The epidemiology of traumatic injuries in elderly patient fractures varies widely among countries. There is quantitative information to determine the prevalence and gender/age distribution of traumatic injuries in the elderly patient. The aim of the current study was to reveal the prevalence and age and gender distribution of various traumatic injuries in an elderly patient refers to as a tertiary orthopedic hospital in Iran. In a prospective descriptive study, all elderly patients with traumatic injuries attending the Orthopedic Trauma Unit of our center in 2001-2011 were included. Demographic details, the cause of injury, injury classification was recorded. For each gender, we calculated the numbers with fractures, dislocations, soft tissue injuries, ligamentous injuries, and lacerations and derived average age and gender-specific prevalence. During a period of 10 years, a total of 1172 elderly patients were admitted, 588 (50.1%) males, and 584 (49.9%) females. 849 patients (72.4%) had fractures. 323 (27.5%) of the patient had other limb injuries were include soft tissue injuries, lacerations, ligamentous injuries, and dislocations. The three most common fracture sites were proximal femur (40.02%), distal radius/ulna (12.47%), and proximal humerus (6.53%). The most prevalent traumatic injury among the elderly was fractures with a higher rate in females. The most common fracture sites were proximal of the femur and distal of radius and ulna bones.
2. Belmont PJ, Owens BD, Schoenfeld AJJJ-JotAAoOS. Musculoskeletal injuries in Iraq and Afghanistan: epidemiology and outcomes following a decade of war. 2016;24(6):341-8.
3. Browne GJ, Barnett PLJJop, health c. Common sports‐related musculoskeletal injuries presenting to the emergency department. 2016;52(2):231-6.
4. Cooper C, Campion G, Melton LrJOi. Hip fractures in the elderly: a world-wide projection. 1992;2(6):285-9.
5. Organization WH, editor WHO scientific group on the assessment of osteoporosis at primary health care level.
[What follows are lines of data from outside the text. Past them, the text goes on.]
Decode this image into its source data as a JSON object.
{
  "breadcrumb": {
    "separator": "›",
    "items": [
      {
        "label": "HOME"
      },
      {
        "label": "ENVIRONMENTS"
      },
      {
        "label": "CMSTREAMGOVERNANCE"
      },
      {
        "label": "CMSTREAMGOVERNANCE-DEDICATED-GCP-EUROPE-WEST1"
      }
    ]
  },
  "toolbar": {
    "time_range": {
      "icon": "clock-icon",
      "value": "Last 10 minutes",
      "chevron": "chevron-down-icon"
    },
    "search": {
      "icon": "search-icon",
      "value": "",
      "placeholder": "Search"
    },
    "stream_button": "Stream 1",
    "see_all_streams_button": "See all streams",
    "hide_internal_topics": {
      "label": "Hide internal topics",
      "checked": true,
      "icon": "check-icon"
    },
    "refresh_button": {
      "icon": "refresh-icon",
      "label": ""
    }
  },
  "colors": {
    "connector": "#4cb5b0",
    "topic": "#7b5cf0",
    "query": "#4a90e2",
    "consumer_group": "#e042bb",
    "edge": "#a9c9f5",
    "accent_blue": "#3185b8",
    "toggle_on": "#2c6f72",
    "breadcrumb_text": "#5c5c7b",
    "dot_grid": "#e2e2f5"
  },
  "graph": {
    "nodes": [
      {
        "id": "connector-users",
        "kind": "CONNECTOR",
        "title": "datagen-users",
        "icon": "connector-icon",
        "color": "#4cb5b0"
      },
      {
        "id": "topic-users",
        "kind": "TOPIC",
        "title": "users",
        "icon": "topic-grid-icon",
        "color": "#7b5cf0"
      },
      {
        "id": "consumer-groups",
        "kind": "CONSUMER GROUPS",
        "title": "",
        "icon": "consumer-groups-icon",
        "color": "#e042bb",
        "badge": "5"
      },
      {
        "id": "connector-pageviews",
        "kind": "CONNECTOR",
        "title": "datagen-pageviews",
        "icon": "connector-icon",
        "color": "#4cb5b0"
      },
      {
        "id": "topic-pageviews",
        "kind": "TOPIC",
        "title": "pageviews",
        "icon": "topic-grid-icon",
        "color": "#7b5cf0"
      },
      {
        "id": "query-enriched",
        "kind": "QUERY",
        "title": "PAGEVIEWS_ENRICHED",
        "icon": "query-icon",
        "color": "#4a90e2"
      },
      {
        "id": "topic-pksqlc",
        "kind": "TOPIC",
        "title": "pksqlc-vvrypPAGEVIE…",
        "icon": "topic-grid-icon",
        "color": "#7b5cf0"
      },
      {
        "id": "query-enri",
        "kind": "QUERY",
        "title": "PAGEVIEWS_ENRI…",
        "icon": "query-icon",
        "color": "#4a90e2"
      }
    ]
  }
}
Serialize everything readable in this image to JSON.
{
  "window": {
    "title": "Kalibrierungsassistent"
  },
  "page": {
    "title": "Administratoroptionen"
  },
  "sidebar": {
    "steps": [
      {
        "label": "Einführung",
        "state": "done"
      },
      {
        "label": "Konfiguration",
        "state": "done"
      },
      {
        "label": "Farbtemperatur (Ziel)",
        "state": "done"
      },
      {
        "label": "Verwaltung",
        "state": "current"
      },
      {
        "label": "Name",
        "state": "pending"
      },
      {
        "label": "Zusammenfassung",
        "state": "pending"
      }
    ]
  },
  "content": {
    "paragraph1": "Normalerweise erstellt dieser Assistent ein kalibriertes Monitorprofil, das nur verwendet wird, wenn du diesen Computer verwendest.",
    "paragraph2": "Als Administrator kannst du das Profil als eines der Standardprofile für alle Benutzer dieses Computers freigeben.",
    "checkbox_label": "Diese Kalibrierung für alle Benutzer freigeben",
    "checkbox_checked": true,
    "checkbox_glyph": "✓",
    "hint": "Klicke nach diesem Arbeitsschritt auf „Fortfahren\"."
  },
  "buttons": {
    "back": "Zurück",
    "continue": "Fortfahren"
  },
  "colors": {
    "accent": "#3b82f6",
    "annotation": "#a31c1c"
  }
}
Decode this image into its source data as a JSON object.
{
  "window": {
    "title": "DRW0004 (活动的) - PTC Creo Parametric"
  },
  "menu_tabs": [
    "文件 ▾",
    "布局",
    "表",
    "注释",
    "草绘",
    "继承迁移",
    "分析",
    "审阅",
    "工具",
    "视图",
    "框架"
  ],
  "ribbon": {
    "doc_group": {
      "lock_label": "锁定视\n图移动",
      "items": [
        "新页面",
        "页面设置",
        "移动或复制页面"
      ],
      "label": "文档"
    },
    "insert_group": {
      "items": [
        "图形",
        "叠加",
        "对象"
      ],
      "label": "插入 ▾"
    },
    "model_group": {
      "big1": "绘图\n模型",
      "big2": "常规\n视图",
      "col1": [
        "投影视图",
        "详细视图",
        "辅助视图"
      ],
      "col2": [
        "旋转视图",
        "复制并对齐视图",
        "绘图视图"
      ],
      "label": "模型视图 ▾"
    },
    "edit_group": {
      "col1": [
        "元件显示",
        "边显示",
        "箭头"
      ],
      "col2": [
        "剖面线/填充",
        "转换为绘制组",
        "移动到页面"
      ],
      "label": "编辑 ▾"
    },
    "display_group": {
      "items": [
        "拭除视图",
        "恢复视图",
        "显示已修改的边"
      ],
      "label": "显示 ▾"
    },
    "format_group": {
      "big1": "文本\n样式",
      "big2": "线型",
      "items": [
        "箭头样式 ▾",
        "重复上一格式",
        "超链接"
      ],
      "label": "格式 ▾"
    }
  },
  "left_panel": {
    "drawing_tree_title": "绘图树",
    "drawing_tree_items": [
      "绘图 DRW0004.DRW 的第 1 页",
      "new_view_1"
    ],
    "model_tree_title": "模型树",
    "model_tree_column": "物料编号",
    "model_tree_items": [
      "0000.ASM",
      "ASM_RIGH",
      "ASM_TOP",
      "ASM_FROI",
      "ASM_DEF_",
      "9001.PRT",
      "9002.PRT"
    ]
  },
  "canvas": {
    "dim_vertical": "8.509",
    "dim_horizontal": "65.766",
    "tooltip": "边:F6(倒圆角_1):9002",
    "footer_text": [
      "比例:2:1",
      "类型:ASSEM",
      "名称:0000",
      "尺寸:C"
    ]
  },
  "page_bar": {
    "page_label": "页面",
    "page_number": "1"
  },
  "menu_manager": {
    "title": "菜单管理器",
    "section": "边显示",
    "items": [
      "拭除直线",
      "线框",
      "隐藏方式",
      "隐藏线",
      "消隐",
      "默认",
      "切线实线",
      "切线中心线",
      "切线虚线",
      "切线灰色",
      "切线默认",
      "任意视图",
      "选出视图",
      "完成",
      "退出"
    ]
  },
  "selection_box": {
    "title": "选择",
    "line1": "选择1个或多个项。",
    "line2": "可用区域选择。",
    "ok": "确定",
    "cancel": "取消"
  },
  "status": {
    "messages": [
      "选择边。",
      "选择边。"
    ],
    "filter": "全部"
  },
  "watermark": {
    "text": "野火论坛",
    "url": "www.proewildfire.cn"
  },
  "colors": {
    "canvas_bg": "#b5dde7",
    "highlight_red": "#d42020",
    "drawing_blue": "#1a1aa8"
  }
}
Summary meeting report; 2004.
6. Health UDo, Human Services %J Rockville MUDoH, Human Services OotSG. Bone health and osteoporosis: a report of the Surgeon General. 2004;87.
7. Al-Rowaih A, Suresha A, Memon A, Tantawy AY, Abdul-Ghafar S, pospula WM. Incidence of hip fracture in Kuwait. International Journal of Epidemiology. 1998;27(5):860-5.
8. Mehrpour SR, Nabian MH, Zanjani LO, Foroughmand-Araabi M-H, Kamrani RSJAjosm. Descriptive epidemiology of traumatic injuries in 18890 adults: a 5-year-study in a tertiary trauma center in Iran. 2015;6(1).
9. Cooper C, Barker D, Morris J, Briggs RJBMJ. Osteoporosis, falls, and age in fracture of the proximal femur. 1987;295(6589):13-5.
10. Hedström EM, Svensson O, Bergström U, Michno PJAo. Epidemiology of fractures in children and adolescents: Increased incidence over the past decade: a population-based study from northern Sweden. 2010;81(1):148-53.
11. Singer B, McLauchlan G, Robinson C, Christie JJTJob, volume jsB. Epidemiology of fractures in 15 000 adults: the influence of age and gender. 1998;80(2):243-8.
This work is licensed under a Creative Commons Attribution-NonCommercial 4.0 International License.